Assignment: Take the listing below and output it exactly, with no images.
※
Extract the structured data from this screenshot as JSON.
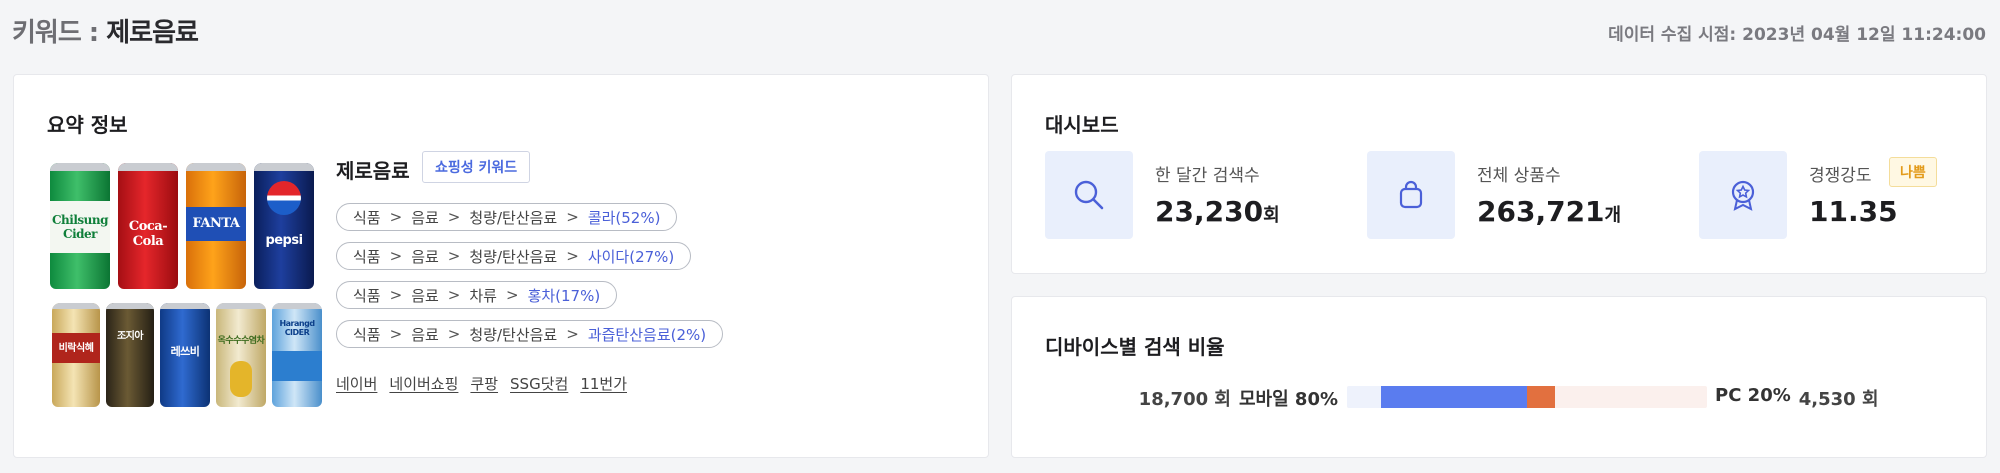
{
  "header": {
    "prefix": "키워드 : ",
    "keyword": "제로음료",
    "collected_at": "데이터 수집 시점: 2023년 04월 12일 11:24:00"
  },
  "summary": {
    "heading": "요약 정보",
    "product_name": "제로음료",
    "tag": "쇼핑성 키워드",
    "can_labels": [
      "Chilsung Cider",
      "Coca-Cola",
      "FANTA",
      "pepsi",
      "비락식혜",
      "조지아",
      "레쓰비",
      "옥수수수염차",
      "Harangd CIDER"
    ],
    "categories": [
      {
        "path": [
          "식품",
          "음료",
          "청량/탄산음료"
        ],
        "leaf": "콜라(52%)"
      },
      {
        "path": [
          "식품",
          "음료",
          "청량/탄산음료"
        ],
        "leaf": "사이다(27%)"
      },
      {
        "path": [
          "식품",
          "음료",
          "차류"
        ],
        "leaf": "홍차(17%)"
      },
      {
        "path": [
          "식품",
          "음료",
          "청량/탄산음료"
        ],
        "leaf": "과즙탄산음료(2%)"
      }
    ],
    "separator": ">",
    "links": [
      "네이버",
      "네이버쇼핑",
      "쿠팡",
      "SSG닷컴",
      "11번가"
    ]
  },
  "dashboard": {
    "heading": "대시보드",
    "stats": [
      {
        "label": "한 달간 검색수",
        "value": "23,230",
        "unit": "회",
        "icon": "search-icon"
      },
      {
        "label": "전체 상품수",
        "value": "263,721",
        "unit": "개",
        "icon": "shopping-bag-icon"
      },
      {
        "label": "경쟁강도",
        "value": "11.35",
        "unit": "",
        "badge": "나쁨",
        "icon": "award-icon"
      }
    ]
  },
  "device": {
    "heading": "디바이스별 검색 비율",
    "mobile_count": "18,700 회",
    "mobile_label": "모바일 80%",
    "pc_label": "PC 20%",
    "pc_count": "4,530 회",
    "mobile_share": 0.8,
    "pc_share": 0.2
  },
  "colors": {
    "accent": "#4b60d8",
    "mobile_bar": "#5a7cef",
    "pc_bar": "#e2703f",
    "badge_bad": "#e39b1a"
  }
}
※
Final answer:
Extract the structured data from this screenshot as JSON.
{
  "header": {
    "prefix": "키워드 : ",
    "keyword": "제로음료",
    "collected_at": "데이터 수집 시점: 2023년 04월 12일 11:24:00"
  },
  "summary": {
    "heading": "요약 정보",
    "product_name": "제로음료",
    "tag": "쇼핑성 키워드",
    "can_labels": [
      "Chilsung Cider",
      "Coca-Cola",
      "FANTA",
      "pepsi",
      "비락식혜",
      "조지아",
      "레쓰비",
      "옥수수수염차",
      "Harangd CIDER"
    ],
    "categories": [
      {
        "path": [
          "식품",
          "음료",
          "청량/탄산음료"
        ],
        "leaf": "콜라(52%)"
      },
      {
        "path": [
          "식품",
          "음료",
          "청량/탄산음료"
        ],
        "leaf": "사이다(27%)"
      },
      {
        "path": [
          "식품",
          "음료",
          "차류"
        ],
        "leaf": "홍차(17%)"
      },
      {
        "path": [
          "식품",
          "음료",
          "청량/탄산음료"
        ],
        "leaf": "과즙탄산음료(2%)"
      }
    ],
    "separator": ">",
    "links": [
      "네이버",
      "네이버쇼핑",
      "쿠팡",
      "SSG닷컴",
      "11번가"
    ]
  },
  "dashboard": {
    "heading": "대시보드",
    "stats": [
      {
        "label": "한 달간 검색수",
        "value": "23,230",
        "unit": "회",
        "icon": "search-icon"
      },
      {
        "label": "전체 상품수",
        "value": "263,721",
        "unit": "개",
        "icon": "shopping-bag-icon"
      },
      {
        "label": "경쟁강도",
        "value": "11.35",
        "unit": "",
        "badge": "나쁨",
        "icon": "award-icon"
      }
    ]
  },
  "device": {
    "heading": "디바이스별 검색 비율",
    "mobile_count": "18,700 회",
    "mobile_label": "모바일 80%",
    "pc_label": "PC 20%",
    "pc_count": "4,530 회",
    "mobile_share": 0.8,
    "pc_share": 0.2
  },
  "colors": {
    "accent": "#4b60d8",
    "mobile_bar": "#5a7cef",
    "pc_bar": "#e2703f",
    "badge_bad": "#e39b1a"
  }
}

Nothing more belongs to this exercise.